Data records
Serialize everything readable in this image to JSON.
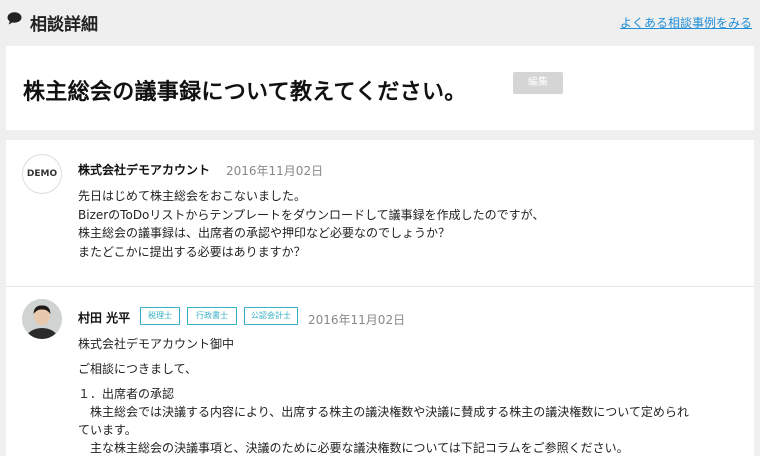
{
  "header": {
    "title": "相談詳細",
    "link": "よくある相談事例をみる"
  },
  "question": {
    "title": "株主総会の議事録について教えてください。",
    "edit_label": "編集"
  },
  "posts": [
    {
      "avatar_text": "DEMO",
      "author": "株式会社デモアカウント",
      "date": "2016年11月02日",
      "lines": [
        "先日はじめて株主総会をおこないました。",
        "BizerのToDoリストからテンプレートをダウンロードして議事録を作成したのですが、",
        "株主総会の議事録は、出席者の承認や押印など必要なのでしょうか？",
        "またどこかに提出する必要はありますか？"
      ]
    },
    {
      "author": "村田 光平",
      "badges": [
        "税理士",
        "行政書士",
        "公認会計士"
      ],
      "date": "2016年11月02日",
      "lines": [
        "株式会社デモアカウント御中",
        "ご相談につきまして、",
        "１．出席者の承認",
        "　株主総会では決議する内容により、出席する株主の議決権数や決議に賛成する株主の議決権数について定められ",
        "ています。",
        "　主な株主総会の決議事項と、決議のために必要な議決権数については下記コラムをご参照ください。"
      ]
    }
  ],
  "colors": {
    "background": "#efefef",
    "link": "#1e8ed8",
    "badge": "#35b0c4",
    "edit_button": "#d5d5d5"
  }
}
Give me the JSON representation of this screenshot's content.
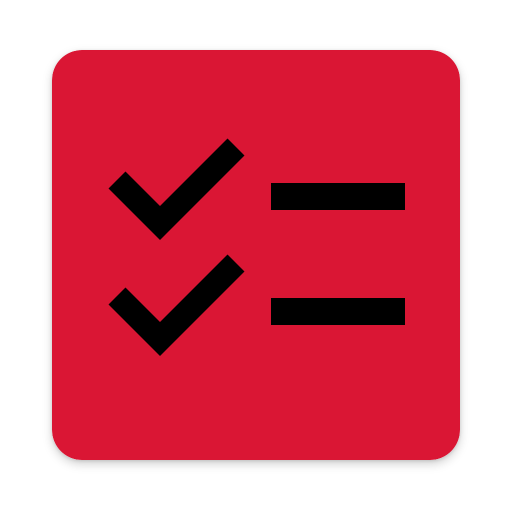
{
  "app_icon": {
    "icon_name": "checklist-icon",
    "background_color": "#DA1634",
    "glyph_color": "#000000",
    "rows": [
      {
        "icon_name": "checkmark-icon",
        "checked": true
      },
      {
        "icon_name": "checkmark-icon",
        "checked": true
      }
    ]
  }
}
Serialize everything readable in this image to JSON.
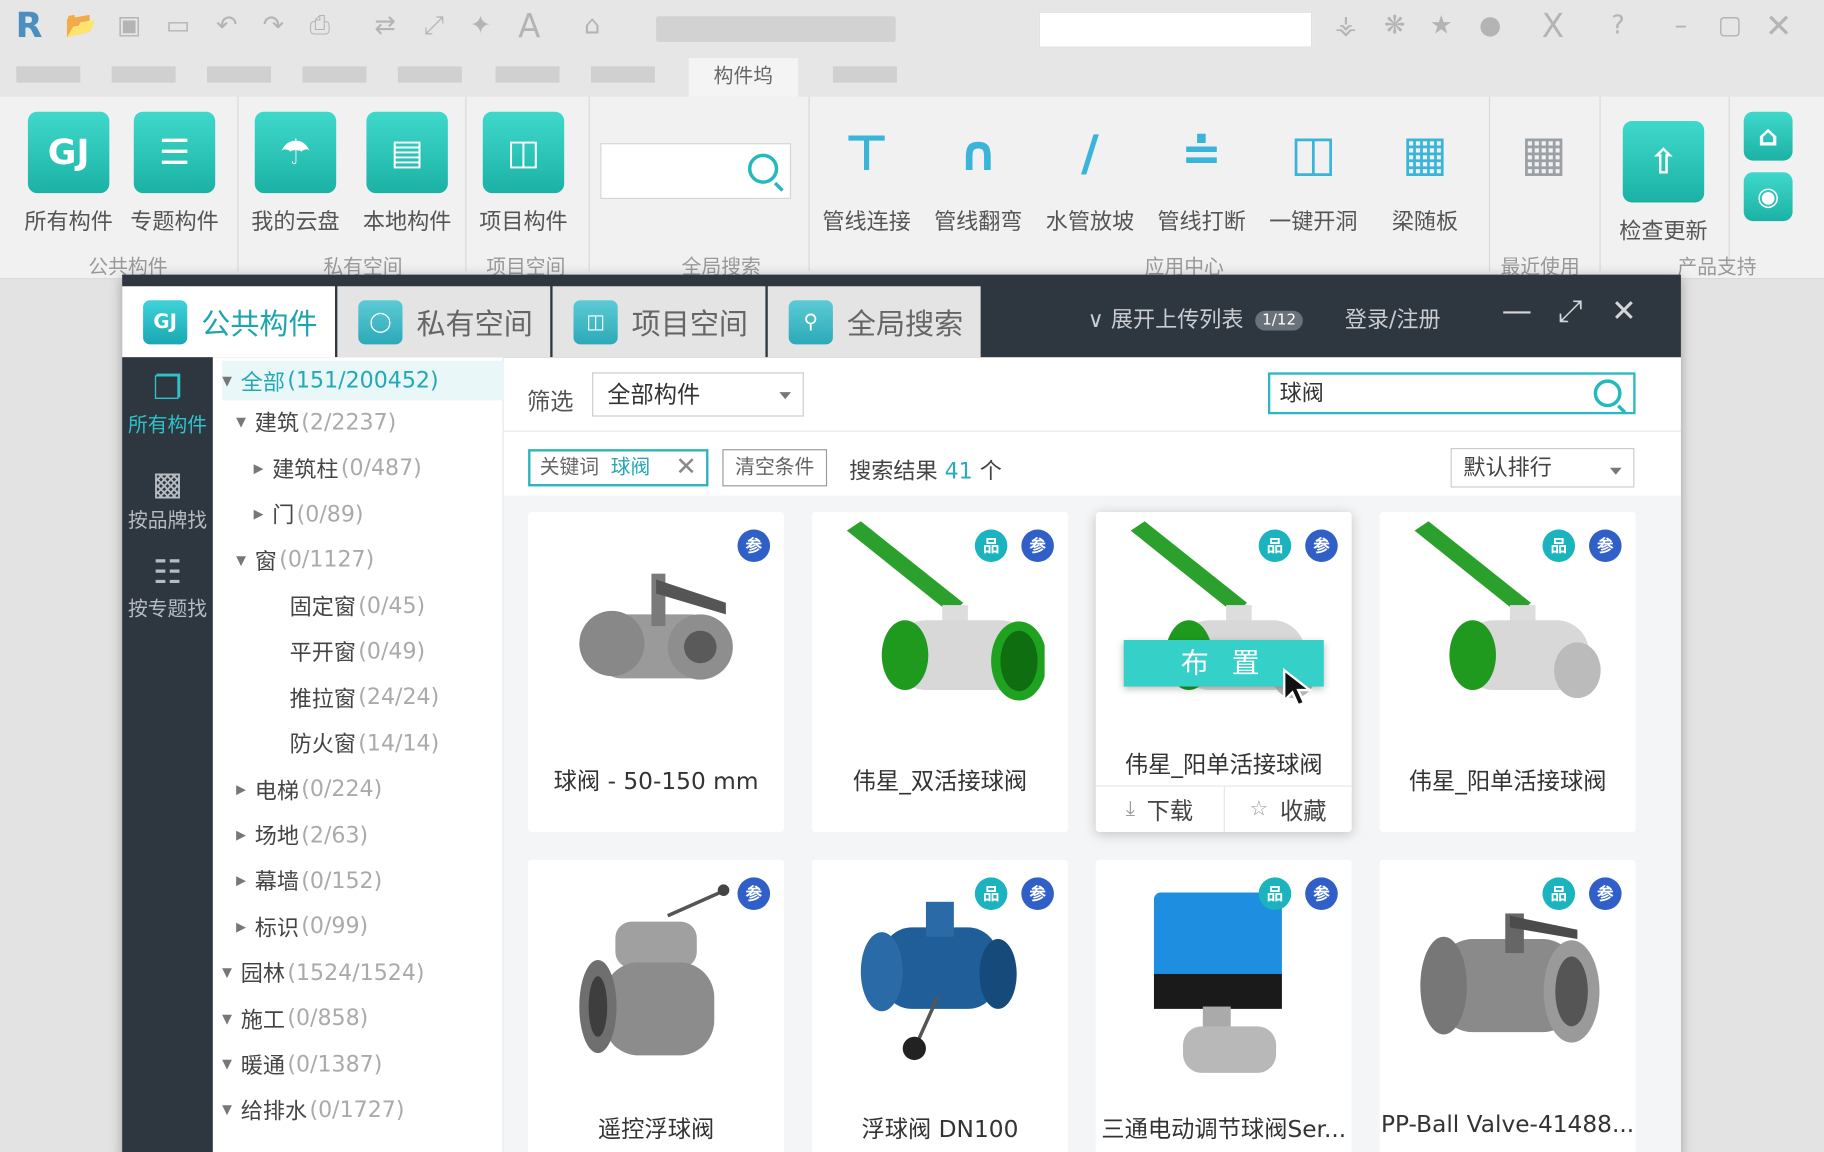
{
  "titlebar": {
    "tab_active": "构件坞",
    "search_value": ""
  },
  "ribbon": {
    "buttons": [
      {
        "label": "所有构件",
        "icon": "GJ"
      },
      {
        "label": "专题构件",
        "icon": "list-grid-icon"
      },
      {
        "label": "我的云盘",
        "icon": "cloud-drive-icon"
      },
      {
        "label": "本地构件",
        "icon": "hard-drive-icon"
      },
      {
        "label": "项目构件",
        "icon": "project-icon"
      }
    ],
    "tools": [
      {
        "label": "管线连接",
        "icon": "pipe-connect-icon"
      },
      {
        "label": "管线翻弯",
        "icon": "pipe-bend-icon"
      },
      {
        "label": "水管放坡",
        "icon": "pipe-slope-icon"
      },
      {
        "label": "管线打断",
        "icon": "pipe-break-icon"
      },
      {
        "label": "一键开洞",
        "icon": "open-hole-icon"
      },
      {
        "label": "梁随板",
        "icon": "beam-slab-icon"
      }
    ],
    "update_label": "检查更新",
    "groups": [
      "公共构件",
      "私有空间",
      "项目空间",
      "全局搜索",
      "应用中心",
      "最近使用",
      "产品支持"
    ]
  },
  "dialog": {
    "tabs": [
      {
        "label": "公共构件",
        "icon": "GJ"
      },
      {
        "label": "私有空间",
        "icon": "private-space-icon"
      },
      {
        "label": "项目空间",
        "icon": "project-space-icon"
      },
      {
        "label": "全局搜索",
        "icon": "global-search-icon"
      }
    ],
    "upload_list": "展开上传列表",
    "upload_badge": "1/12",
    "login": "登录/注册"
  },
  "leftnav": [
    {
      "label": "所有构件",
      "icon": "stack-icon"
    },
    {
      "label": "按品牌找",
      "icon": "brand-icon"
    },
    {
      "label": "按专题找",
      "icon": "topic-icon"
    }
  ],
  "tree": [
    {
      "name": "全部",
      "count": "(151/200452)"
    },
    {
      "name": "建筑",
      "count": "(2/2237)"
    },
    {
      "name": "建筑柱",
      "count": "(0/487)"
    },
    {
      "name": "门",
      "count": "(0/89)"
    },
    {
      "name": "窗",
      "count": "(0/1127)"
    },
    {
      "name": "固定窗",
      "count": "(0/45)"
    },
    {
      "name": "平开窗",
      "count": "(0/49)"
    },
    {
      "name": "推拉窗",
      "count": "(24/24)"
    },
    {
      "name": "防火窗",
      "count": "(14/14)"
    },
    {
      "name": "电梯",
      "count": "(0/224)"
    },
    {
      "name": "场地",
      "count": "(2/63)"
    },
    {
      "name": "幕墙",
      "count": "(0/152)"
    },
    {
      "name": "标识",
      "count": "(0/99)"
    },
    {
      "name": "园林",
      "count": "(1524/1524)"
    },
    {
      "name": "施工",
      "count": "(0/858)"
    },
    {
      "name": "暖通",
      "count": "(0/1387)"
    },
    {
      "name": "给排水",
      "count": "(0/1727)"
    }
  ],
  "filter": {
    "label": "筛选",
    "value": "全部构件"
  },
  "search": {
    "value": "球阀"
  },
  "chips": {
    "keyword_label": "关键词",
    "keyword_value": "球阀",
    "clear": "清空条件"
  },
  "results": {
    "prefix": "搜索结果",
    "count": "41",
    "suffix": "个"
  },
  "sort": {
    "value": "默认排行"
  },
  "badges": {
    "pin": "品",
    "can": "参"
  },
  "hover": {
    "place": "布 置",
    "download": "下载",
    "favorite": "收藏"
  },
  "cards": [
    {
      "name": "球阀 - 50-150 mm"
    },
    {
      "name": "伟星_双活接球阀"
    },
    {
      "name": "伟星_阳单活接球阀"
    },
    {
      "name": "伟星_阳单活接球阀"
    },
    {
      "name": "遥控浮球阀"
    },
    {
      "name": "浮球阀 DN100"
    },
    {
      "name": "三通电动调节球阀Ser..."
    },
    {
      "name": "PP-Ball Valve-41488..."
    }
  ]
}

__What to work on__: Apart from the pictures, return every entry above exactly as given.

__Exercise answer__:
Serialize everything readable in this image to JSON.
{
  "header": {
    "title": "相談詳細",
    "link": "よくある相談事例をみる"
  },
  "question": {
    "title": "株主総会の議事録について教えてください。",
    "edit_label": "編集"
  },
  "posts": [
    {
      "avatar_text": "DEMO",
      "author": "株式会社デモアカウント",
      "date": "2016年11月02日",
      "lines": [
        "先日はじめて株主総会をおこないました。",
        "BizerのToDoリストからテンプレートをダウンロードして議事録を作成したのですが、",
        "株主総会の議事録は、出席者の承認や押印など必要なのでしょうか？",
        "またどこかに提出する必要はありますか？"
      ]
    },
    {
      "author": "村田 光平",
      "badges": [
        "税理士",
        "行政書士",
        "公認会計士"
      ],
      "date": "2016年11月02日",
      "lines": [
        "株式会社デモアカウント御中",
        "ご相談につきまして、",
        "１．出席者の承認",
        "　株主総会では決議する内容により、出席する株主の議決権数や決議に賛成する株主の議決権数について定められ",
        "ています。",
        "　主な株主総会の決議事項と、決議のために必要な議決権数については下記コラムをご参照ください。"
      ]
    }
  ],
  "colors": {
    "background": "#efefef",
    "link": "#1e8ed8",
    "badge": "#35b0c4",
    "edit_button": "#d5d5d5"
  }
}
Give me the JSON representation of this screenshot's content.
{
  "app_icon": {
    "icon_name": "checklist-icon",
    "background_color": "#DA1634",
    "glyph_color": "#000000",
    "rows": [
      {
        "icon_name": "checkmark-icon",
        "checked": true
      },
      {
        "icon_name": "checkmark-icon",
        "checked": true
      }
    ]
  }
}
Serialize everything readable in this image to JSON.
{
  "titlebar": {
    "tab_active": "构件坞",
    "search_value": ""
  },
  "ribbon": {
    "buttons": [
      {
        "label": "所有构件",
        "icon": "GJ"
      },
      {
        "label": "专题构件",
        "icon": "list-grid-icon"
      },
      {
        "label": "我的云盘",
        "icon": "cloud-drive-icon"
      },
      {
        "label": "本地构件",
        "icon": "hard-drive-icon"
      },
      {
        "label": "项目构件",
        "icon": "project-icon"
      }
    ],
    "tools": [
      {
        "label": "管线连接",
        "icon": "pipe-connect-icon"
      },
      {
        "label": "管线翻弯",
        "icon": "pipe-bend-icon"
      },
      {
        "label": "水管放坡",
        "icon": "pipe-slope-icon"
      },
      {
        "label": "管线打断",
        "icon": "pipe-break-icon"
      },
      {
        "label": "一键开洞",
        "icon": "open-hole-icon"
      },
      {
        "label": "梁随板",
        "icon": "beam-slab-icon"
      }
    ],
    "update_label": "检查更新",
    "groups": [
      "公共构件",
      "私有空间",
      "项目空间",
      "全局搜索",
      "应用中心",
      "最近使用",
      "产品支持"
    ]
  },
  "dialog": {
    "tabs": [
      {
        "label": "公共构件",
        "icon": "GJ"
      },
      {
        "label": "私有空间",
        "icon": "private-space-icon"
      },
      {
        "label": "项目空间",
        "icon": "project-space-icon"
      },
      {
        "label": "全局搜索",
        "icon": "global-search-icon"
      }
    ],
    "upload_list": "展开上传列表",
    "upload_badge": "1/12",
    "login": "登录/注册"
  },
  "leftnav": [
    {
      "label": "所有构件",
      "icon": "stack-icon"
    },
    {
      "label": "按品牌找",
      "icon": "brand-icon"
    },
    {
      "label": "按专题找",
      "icon": "topic-icon"
    }
  ],
  "tree": [
    {
      "name": "全部",
      "count": "(151/200452)"
    },
    {
      "name": "建筑",
      "count": "(2/2237)"
    },
    {
      "name": "建筑柱",
      "count": "(0/487)"
    },
    {
      "name": "门",
      "count": "(0/89)"
    },
    {
      "name": "窗",
      "count": "(0/1127)"
    },
    {
      "name": "固定窗",
      "count": "(0/45)"
    },
    {
      "name": "平开窗",
      "count": "(0/49)"
    },
    {
      "name": "推拉窗",
      "count": "(24/24)"
    },
    {
      "name": "防火窗",
      "count": "(14/14)"
    },
    {
      "name": "电梯",
      "count": "(0/224)"
    },
    {
      "name": "场地",
      "count": "(2/63)"
    },
    {
      "name": "幕墙",
      "count": "(0/152)"
    },
    {
      "name": "标识",
      "count": "(0/99)"
    },
    {
      "name": "园林",
      "count": "(1524/1524)"
    },
    {
      "name": "施工",
      "count": "(0/858)"
    },
    {
      "name": "暖通",
      "count": "(0/1387)"
    },
    {
      "name": "给排水",
      "count": "(0/1727)"
    }
  ],
  "filter": {
    "label": "筛选",
    "value": "全部构件"
  },
  "search": {
    "value": "球阀"
  },
  "chips": {
    "keyword_label": "关键词",
    "keyword_value": "球阀",
    "clear": "清空条件"
  },
  "results": {
    "prefix": "搜索结果",
    "count": "41",
    "suffix": "个"
  },
  "sort": {
    "value": "默认排行"
  },
  "badges": {
    "pin": "品",
    "can": "参"
  },
  "hover": {
    "place": "布 置",
    "download": "下载",
    "favorite": "收藏"
  },
  "cards": [
    {
      "name": "球阀 - 50-150 mm"
    },
    {
      "name": "伟星_双活接球阀"
    },
    {
      "name": "伟星_阳单活接球阀"
    },
    {
      "name": "伟星_阳单活接球阀"
    },
    {
      "name": "遥控浮球阀"
    },
    {
      "name": "浮球阀 DN100"
    },
    {
      "name": "三通电动调节球阀Ser..."
    },
    {
      "name": "PP-Ball Valve-41488..."
    }
  ]
}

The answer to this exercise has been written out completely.